With all the criticism recently surrounding self-driving cars, you might think it's a strange move for Nissan to announce some news regarding its own system. Well, it is, but the company is aware.
Drone racing is exciting in its own right, but for spectators the sport still can't quite match the horsepower and top speeds of auto racing — or can it? Nissan's GT-R drone, designed and built by Tornado XBlades Racing, can hit a top speed of 185km per hour. It can accelerate from zero to 96km in under 1.3 seconds.
Nissan's next-generation Leaf all-electric hatchback could be capable of driving well over 500km on a single charge, if indications on a recent concept car shown at the Tokyo Motor Show and an interview with Nissan's electric vehicle boss are any evidence. The IDS concept's battery is as twice as large as the current Leaf's 30kWh setup, and could push the small car to a range beating even the majority of current Tesla vehicles on Aussie roads.
Against all odds, the Nissan NV-200 will rule the streets of New York. As of today, the vast majority of cab drivers must buy the so-called Taxi of Tomorrow when they retire their old yellow cabs.
Nissan's Leaf city car is a great, affordable alternative to the Tesla Motors Model S and other high-end electric cars. It doesn't have a huge range in its current iteration, though, but that's about to change — there's a range-boosting update on the way, and the next Leaf could have over five hundred kilometres of all-electric power.
Sometimes the best ideas come from thinking far, far outside the box. That's what Nissan and Japan's marine science agency did with their new deep sea rover. To build it, engineers used the same tech as a park-assisting car — which is now helping to give scientists a 360-degree view of the ocean floor.
As if the final four minutes of this weekend's Bathurst 12-Hour endurance race weren't amazing enough — with Nissan's NISMO team coming from third on the second last lap up to first to take out the race — did you know that most of the drivers on the team are gamers plucked from the world of Gran Turismo?
NASA and Nissan just announced a five-year partnership in the development of a self-driving car that will not only tackle city streets but also alien planets.

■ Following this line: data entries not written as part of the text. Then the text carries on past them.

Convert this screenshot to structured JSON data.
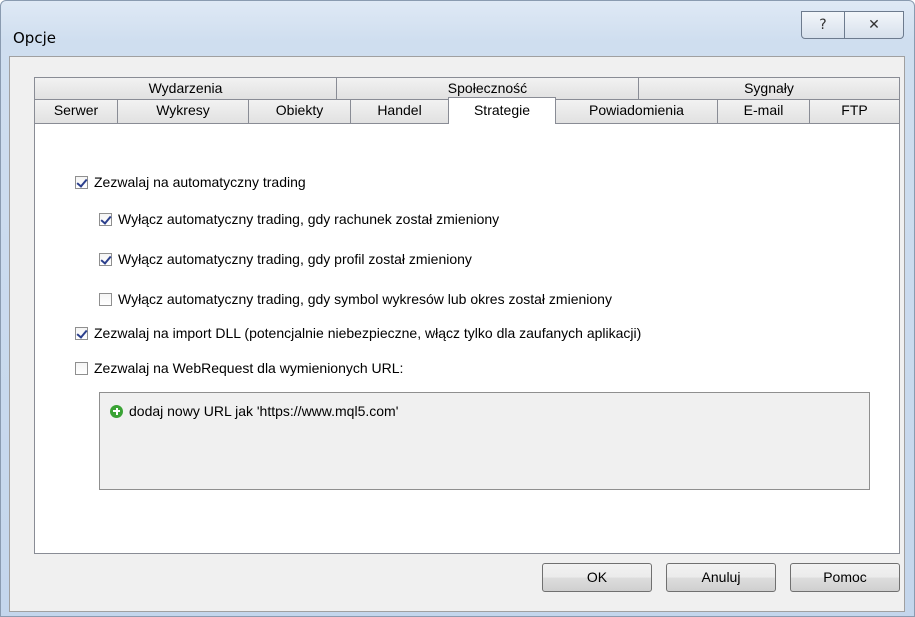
{
  "window": {
    "title": "Opcje"
  },
  "titlebar": {
    "help_glyph": "?",
    "close_glyph": "✕"
  },
  "tabs": {
    "row1": [
      "Wydarzenia",
      "Społeczność",
      "Sygnały"
    ],
    "row2": [
      "Serwer",
      "Wykresy",
      "Obiekty",
      "Handel",
      "Strategie",
      "Powiadomienia",
      "E-mail",
      "FTP"
    ],
    "active": "Strategie"
  },
  "options": [
    {
      "label": "Zezwalaj na automatyczny trading",
      "checked": true
    },
    {
      "label": "Wyłącz automatyczny trading, gdy rachunek został zmieniony",
      "checked": true
    },
    {
      "label": "Wyłącz automatyczny trading, gdy profil został zmieniony",
      "checked": true
    },
    {
      "label": "Wyłącz automatyczny trading, gdy symbol wykresów lub okres został zmieniony",
      "checked": false
    },
    {
      "label": "Zezwalaj na import DLL (potencjalnie niebezpieczne, włącz tylko dla zaufanych aplikacji)",
      "checked": true
    },
    {
      "label": "Zezwalaj na WebRequest dla wymienionych URL:",
      "checked": false
    }
  ],
  "url_list": {
    "add_label": "dodaj nowy URL jak 'https://www.mql5.com'"
  },
  "buttons": {
    "ok": "OK",
    "cancel": "Anuluj",
    "help": "Pomoc"
  }
}
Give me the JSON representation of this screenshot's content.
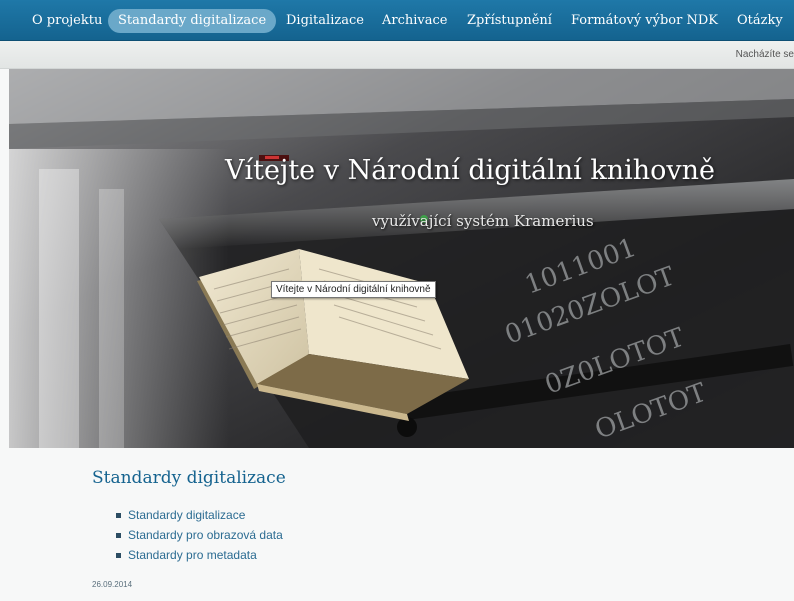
{
  "nav": {
    "items": [
      {
        "label": "O projektu"
      },
      {
        "label": "Standardy digitalizace",
        "active": true
      },
      {
        "label": "Digitalizace"
      },
      {
        "label": "Archivace"
      },
      {
        "label": "Zpřístupnění"
      },
      {
        "label": "Formátový výbor NDK"
      },
      {
        "label": "Otázky"
      }
    ]
  },
  "breadcrumb": {
    "text": "Nacházíte se"
  },
  "hero": {
    "title": "Vítejte v Národní digitální knihovně",
    "subtitle": "využívající systém Kramerius",
    "tooltip": "Vítejte v Národní digitální knihovně"
  },
  "content": {
    "title": "Standardy digitalizace",
    "links": [
      {
        "label": "Standardy digitalizace"
      },
      {
        "label": "Standardy pro obrazová data"
      },
      {
        "label": "Standardy pro metadata"
      }
    ],
    "date": "26.09.2014"
  },
  "colors": {
    "nav_bg": "#1a6f9d",
    "nav_active": "#6aa8c9",
    "title": "#15638f",
    "link": "#2c6c92"
  }
}
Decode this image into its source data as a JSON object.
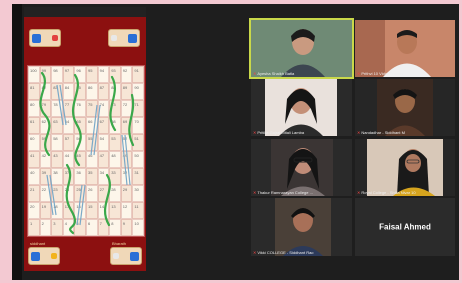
{
  "game": {
    "top_left_player": "",
    "top_right_player": "",
    "bottom_left_player": "siddhant",
    "bottom_right_player": "Bharath",
    "board_numbers": [
      [
        "100",
        "99",
        "98",
        "97",
        "96",
        "95",
        "94",
        "93",
        "92",
        "91"
      ],
      [
        "81",
        "82",
        "83",
        "84",
        "85",
        "86",
        "87",
        "88",
        "89",
        "90"
      ],
      [
        "80",
        "79",
        "78",
        "77",
        "76",
        "75",
        "74",
        "73",
        "72",
        "71"
      ],
      [
        "61",
        "62",
        "63",
        "64",
        "65",
        "66",
        "67",
        "68",
        "69",
        "70"
      ],
      [
        "60",
        "59",
        "58",
        "57",
        "56",
        "55",
        "54",
        "53",
        "52",
        "51"
      ],
      [
        "41",
        "42",
        "43",
        "44",
        "45",
        "46",
        "47",
        "48",
        "49",
        "50"
      ],
      [
        "40",
        "39",
        "38",
        "37",
        "36",
        "35",
        "34",
        "33",
        "32",
        "31"
      ],
      [
        "21",
        "22",
        "23",
        "24",
        "25",
        "26",
        "27",
        "28",
        "29",
        "30"
      ],
      [
        "20",
        "19",
        "18",
        "17",
        "16",
        "15",
        "14",
        "13",
        "12",
        "11"
      ],
      [
        "1",
        "2",
        "3",
        "4",
        "5",
        "6",
        "7",
        "8",
        "9",
        "10"
      ]
    ]
  },
  "participants": [
    {
      "name": "Ayesha Shaikh Batla"
    },
    {
      "name": "Prithvi 10 Vidya Tripathi"
    },
    {
      "name": "Pritika Gujral Mitali Lamba"
    },
    {
      "name": "Nandadhar - Siddhant M"
    },
    {
      "name": "Thakur Ramnarayan College ..."
    },
    {
      "name": "Royal College - Shilla Nivar 10"
    },
    {
      "name": "Vikki COLLEGE - Siddhant Rao"
    },
    {
      "name": "Faisal Ahmed"
    }
  ],
  "colors": {
    "active_speaker_border": "#c9d84a",
    "muted_mic": "#e44444",
    "game_background": "#8c1010"
  }
}
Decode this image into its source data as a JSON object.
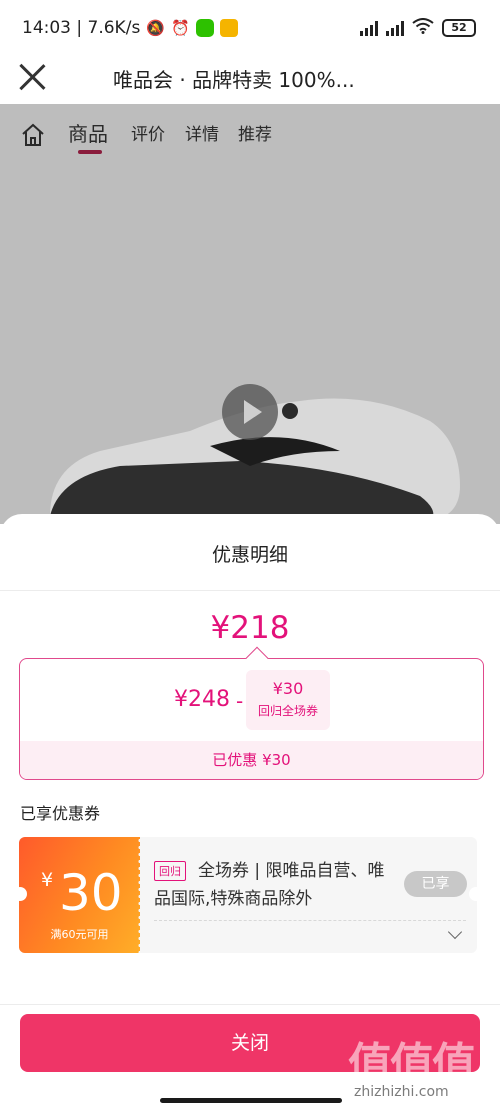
{
  "status_bar": {
    "time_speed": "14:03 | 7.6K/s",
    "battery": "52"
  },
  "header": {
    "title": "唯品会 · 品牌特卖 100%..."
  },
  "product_tabs": [
    "商品",
    "评价",
    "详情",
    "推荐"
  ],
  "sheet": {
    "title": "优惠明细",
    "final_price": "¥218",
    "original_price": "¥248",
    "minus": "-",
    "coupon_amount": "¥30",
    "coupon_label": "回归全场券",
    "saved_text": "已优惠 ¥30",
    "section_label": "已享优惠券",
    "coupon": {
      "yen": "¥",
      "amount": "30",
      "condition": "满60元可用",
      "tag": "回归",
      "description": "全场券 | 限唯品自营、唯品国际,特殊商品除外",
      "status": "已享"
    },
    "close_label": "关闭"
  },
  "watermark": {
    "chars": "值值值",
    "url": "zhizhizhi.com"
  },
  "colors": {
    "accent": "#e3127a",
    "close_button": "#ef3567",
    "coupon_orange": "#ff8a22"
  }
}
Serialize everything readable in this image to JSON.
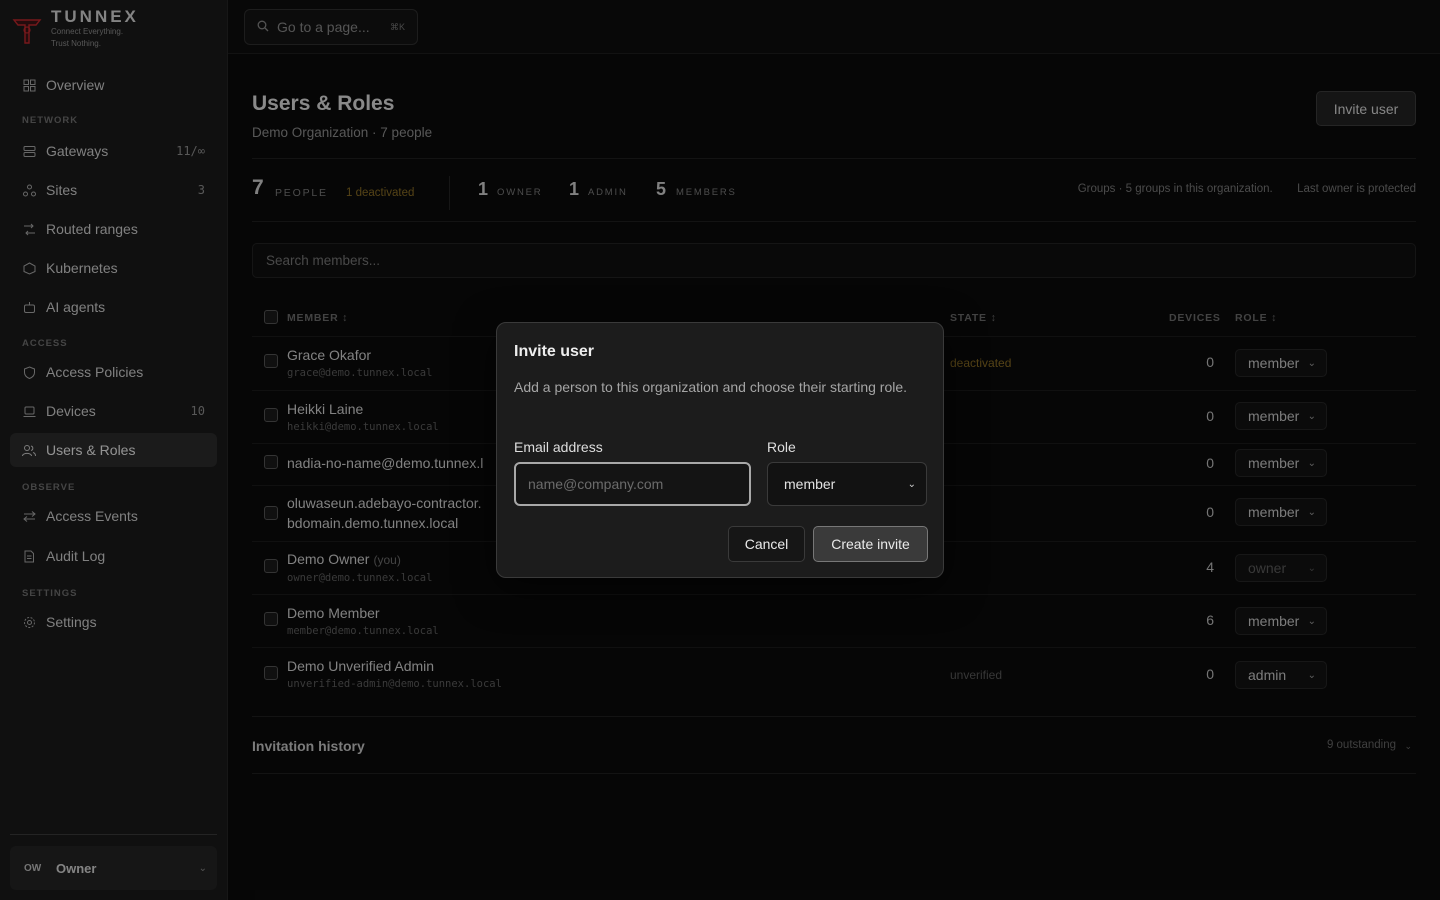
{
  "brand": {
    "name": "TUNNEX",
    "tagline_1": "Connect Everything.",
    "tagline_2": "Trust Nothing."
  },
  "sidebar": {
    "overview": "Overview",
    "section_network": "NETWORK",
    "gateways": {
      "label": "Gateways",
      "count": "11/∞"
    },
    "sites": {
      "label": "Sites",
      "count": "3"
    },
    "routed": "Routed ranges",
    "kubernetes": "Kubernetes",
    "ai_agents": "AI agents",
    "section_access": "ACCESS",
    "access_policies": "Access Policies",
    "devices": {
      "label": "Devices",
      "count": "10"
    },
    "users_roles": "Users & Roles",
    "section_observe": "OBSERVE",
    "access_events": "Access Events",
    "audit_log": "Audit Log",
    "section_settings": "SETTINGS",
    "settings": "Settings",
    "role_switch": {
      "icon_text": "OW",
      "label": "Owner"
    }
  },
  "topbar": {
    "goto_placeholder": "Go to a page...",
    "shortcut": "⌘K"
  },
  "page": {
    "title": "Users & Roles",
    "subtitle": "Demo Organization · 7 people",
    "invite_button": "Invite user"
  },
  "stats": {
    "people_count": "7",
    "people_label": "PEOPLE",
    "deactivated": "1 deactivated",
    "owner_count": "1",
    "owner_label": "OWNER",
    "admin_count": "1",
    "admin_label": "ADMIN",
    "members_count": "5",
    "members_label": "MEMBERS",
    "groups_note": "Groups · 5 groups in this organization.",
    "owner_note": "Last owner is protected"
  },
  "search": {
    "placeholder": "Search members..."
  },
  "table": {
    "headers": {
      "member": "MEMBER ↕",
      "state": "STATE ↕",
      "devices": "DEVICES",
      "role": "ROLE ↕"
    },
    "rows": [
      {
        "name": "Grace Okafor",
        "email": "grace@demo.tunnex.local",
        "state": "deactivated",
        "devices": "0",
        "role": "member"
      },
      {
        "name": "Heikki Laine",
        "email": "heikki@demo.tunnex.local",
        "state": "",
        "devices": "0",
        "role": "member"
      },
      {
        "name": "nadia-no-name@demo.tunnex.l",
        "email": "",
        "state": "",
        "devices": "0",
        "role": "member"
      },
      {
        "name": "oluwaseun.adebayo-contractor.",
        "name2": "bdomain.demo.tunnex.local",
        "state": "",
        "devices": "0",
        "role": "member"
      },
      {
        "name": "Demo Owner",
        "you": "(you)",
        "email": "owner@demo.tunnex.local",
        "state": "",
        "devices": "4",
        "role": "owner"
      },
      {
        "name": "Demo Member",
        "email": "member@demo.tunnex.local",
        "state": "",
        "devices": "6",
        "role": "member"
      },
      {
        "name": "Demo Unverified Admin",
        "email": "unverified-admin@demo.tunnex.local",
        "state": "unverified",
        "devices": "0",
        "role": "admin"
      }
    ]
  },
  "invitation_history": {
    "title": "Invitation history",
    "outstanding": "9 outstanding"
  },
  "modal": {
    "title": "Invite user",
    "description": "Add a person to this organization and choose their starting role.",
    "email_label": "Email address",
    "email_placeholder": "name@company.com",
    "email_value": "",
    "role_label": "Role",
    "role_value": "member",
    "cancel": "Cancel",
    "create": "Create invite"
  },
  "colors": {
    "accent_red": "#c0282d",
    "deactivated": "#8a6d24",
    "unverified": "#5a5a5a"
  }
}
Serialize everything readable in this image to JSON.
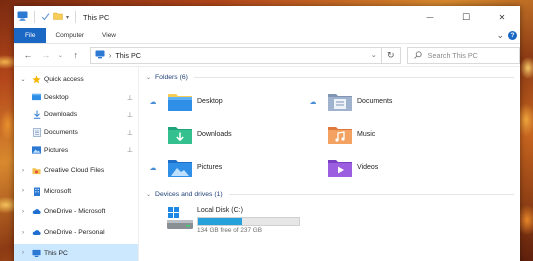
{
  "window": {
    "title": "This PC",
    "controls": {
      "minimize": "—",
      "maximize": "☐",
      "close": "✕"
    }
  },
  "ribbon": {
    "tabs": [
      "File",
      "Computer",
      "View"
    ],
    "expand": "⌄",
    "help": "?"
  },
  "address_bar": {
    "back": "←",
    "forward": "→",
    "recent": "⌄",
    "up": "↑",
    "separator": "›",
    "path": "This PC",
    "dropdown": "⌄",
    "refresh": "↻",
    "search_placeholder": "Search This PC"
  },
  "nav": {
    "items": [
      {
        "label": "Quick access",
        "icon": "star-icon",
        "expand": "⌄"
      },
      {
        "label": "Desktop",
        "icon": "desktop-folder-icon",
        "pin": "📌"
      },
      {
        "label": "Downloads",
        "icon": "download-icon",
        "pin": "📌"
      },
      {
        "label": "Documents",
        "icon": "documents-icon",
        "pin": "📌"
      },
      {
        "label": "Pictures",
        "icon": "pictures-icon",
        "pin": "📌"
      },
      {
        "label": "Creative Cloud Files",
        "icon": "creative-cloud-icon",
        "expand": "›"
      },
      {
        "label": "Microsoft",
        "icon": "building-icon",
        "expand": "›"
      },
      {
        "label": "OneDrive - Microsoft",
        "icon": "onedrive-icon",
        "expand": "›"
      },
      {
        "label": "OneDrive - Personal",
        "icon": "onedrive-icon",
        "expand": "›"
      },
      {
        "label": "This PC",
        "icon": "this-pc-icon",
        "expand": "›"
      }
    ]
  },
  "main": {
    "folders_header": "Folders (6)",
    "folders": [
      {
        "name": "Desktop",
        "icon": "desktop-folder-icon",
        "sync": "☁"
      },
      {
        "name": "Documents",
        "icon": "documents-folder-icon",
        "sync": "☁"
      },
      {
        "name": "Downloads",
        "icon": "downloads-folder-icon",
        "sync": ""
      },
      {
        "name": "Music",
        "icon": "music-folder-icon",
        "sync": ""
      },
      {
        "name": "Pictures",
        "icon": "pictures-folder-icon",
        "sync": "☁"
      },
      {
        "name": "Videos",
        "icon": "videos-folder-icon",
        "sync": ""
      }
    ],
    "devices_header": "Devices and drives (1)",
    "drive": {
      "name": "Local Disk (C:)",
      "free_text": "134 GB free of 237 GB",
      "used_fraction": 0.435,
      "bar_color": "#26a0da"
    }
  }
}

Most of the research will take place in Silicon Valley, where both organisations already have research facilities. And believe it or not, NASA wants to learn from Nissan.